EXERCISE AIM:
Nothing in the records may be altered, and no picture may be included. Restate them in full.

Dataset rows describing interfaces
/---
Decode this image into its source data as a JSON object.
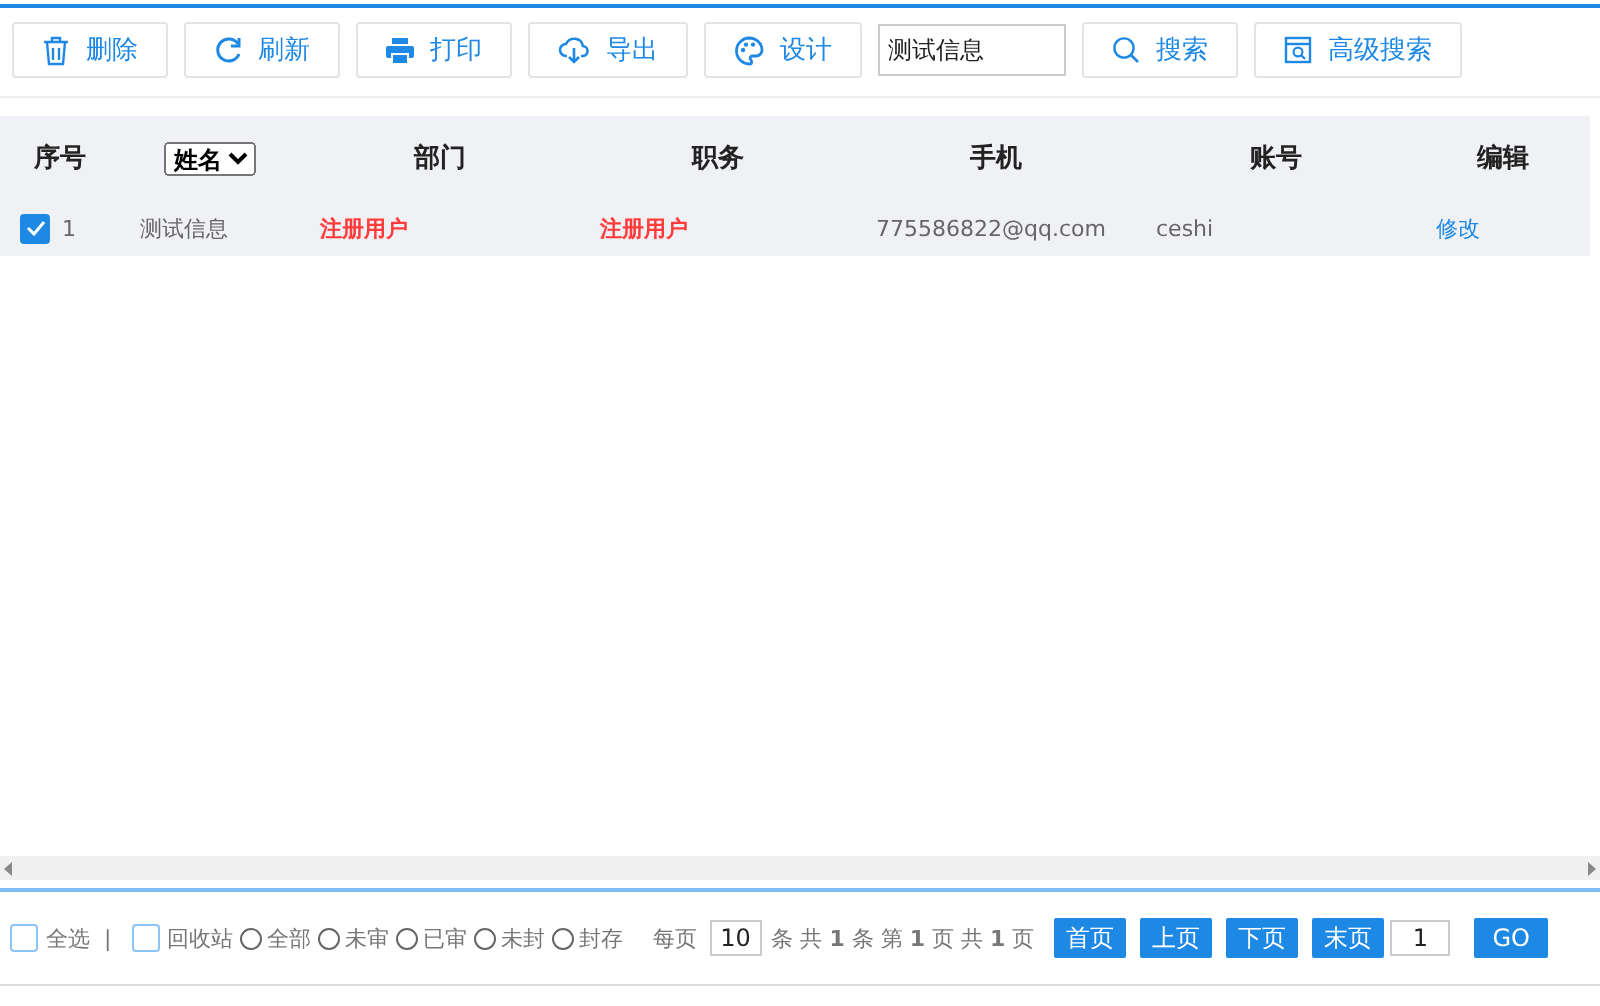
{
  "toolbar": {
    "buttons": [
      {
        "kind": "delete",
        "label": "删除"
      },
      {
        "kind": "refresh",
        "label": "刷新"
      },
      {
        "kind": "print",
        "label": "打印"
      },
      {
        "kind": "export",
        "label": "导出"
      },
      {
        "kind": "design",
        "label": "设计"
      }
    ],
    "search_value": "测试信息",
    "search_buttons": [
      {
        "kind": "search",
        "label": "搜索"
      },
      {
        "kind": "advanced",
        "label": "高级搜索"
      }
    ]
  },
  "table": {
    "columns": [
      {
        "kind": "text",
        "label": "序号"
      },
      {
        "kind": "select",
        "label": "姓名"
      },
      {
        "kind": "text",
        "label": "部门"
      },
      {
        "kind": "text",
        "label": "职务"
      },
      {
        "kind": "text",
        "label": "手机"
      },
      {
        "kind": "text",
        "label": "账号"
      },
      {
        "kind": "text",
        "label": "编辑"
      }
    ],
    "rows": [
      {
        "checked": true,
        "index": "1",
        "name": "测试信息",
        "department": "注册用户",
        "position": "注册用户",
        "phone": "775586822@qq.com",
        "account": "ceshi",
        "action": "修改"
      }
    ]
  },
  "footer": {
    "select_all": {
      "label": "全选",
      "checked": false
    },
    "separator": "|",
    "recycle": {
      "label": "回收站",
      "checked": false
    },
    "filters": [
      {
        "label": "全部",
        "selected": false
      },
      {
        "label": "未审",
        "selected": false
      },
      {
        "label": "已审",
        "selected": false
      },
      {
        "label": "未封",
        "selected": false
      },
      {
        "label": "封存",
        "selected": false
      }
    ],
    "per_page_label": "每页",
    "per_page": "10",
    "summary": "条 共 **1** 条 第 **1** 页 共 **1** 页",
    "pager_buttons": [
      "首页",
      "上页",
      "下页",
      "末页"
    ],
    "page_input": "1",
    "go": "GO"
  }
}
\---
THE ANSWER:
Decode this image into its source data as a JSON object.
{
  "toolbar": {
    "buttons": [
      {
        "kind": "delete",
        "label": "删除"
      },
      {
        "kind": "refresh",
        "label": "刷新"
      },
      {
        "kind": "print",
        "label": "打印"
      },
      {
        "kind": "export",
        "label": "导出"
      },
      {
        "kind": "design",
        "label": "设计"
      }
    ],
    "search_value": "测试信息",
    "search_buttons": [
      {
        "kind": "search",
        "label": "搜索"
      },
      {
        "kind": "advanced",
        "label": "高级搜索"
      }
    ]
  },
  "table": {
    "columns": [
      {
        "kind": "text",
        "label": "序号"
      },
      {
        "kind": "select",
        "label": "姓名"
      },
      {
        "kind": "text",
        "label": "部门"
      },
      {
        "kind": "text",
        "label": "职务"
      },
      {
        "kind": "text",
        "label": "手机"
      },
      {
        "kind": "text",
        "label": "账号"
      },
      {
        "kind": "text",
        "label": "编辑"
      }
    ],
    "rows": [
      {
        "checked": true,
        "index": "1",
        "name": "测试信息",
        "department": "注册用户",
        "position": "注册用户",
        "phone": "775586822@qq.com",
        "account": "ceshi",
        "action": "修改"
      }
    ]
  },
  "footer": {
    "select_all": {
      "label": "全选",
      "checked": false
    },
    "separator": "|",
    "recycle": {
      "label": "回收站",
      "checked": false
    },
    "filters": [
      {
        "label": "全部",
        "selected": false
      },
      {
        "label": "未审",
        "selected": false
      },
      {
        "label": "已审",
        "selected": false
      },
      {
        "label": "未封",
        "selected": false
      },
      {
        "label": "封存",
        "selected": false
      }
    ],
    "per_page_label": "每页",
    "per_page": "10",
    "summary": "条 共 **1** 条 第 **1** 页 共 **1** 页",
    "pager_buttons": [
      "首页",
      "上页",
      "下页",
      "末页"
    ],
    "page_input": "1",
    "go": "GO"
  }
}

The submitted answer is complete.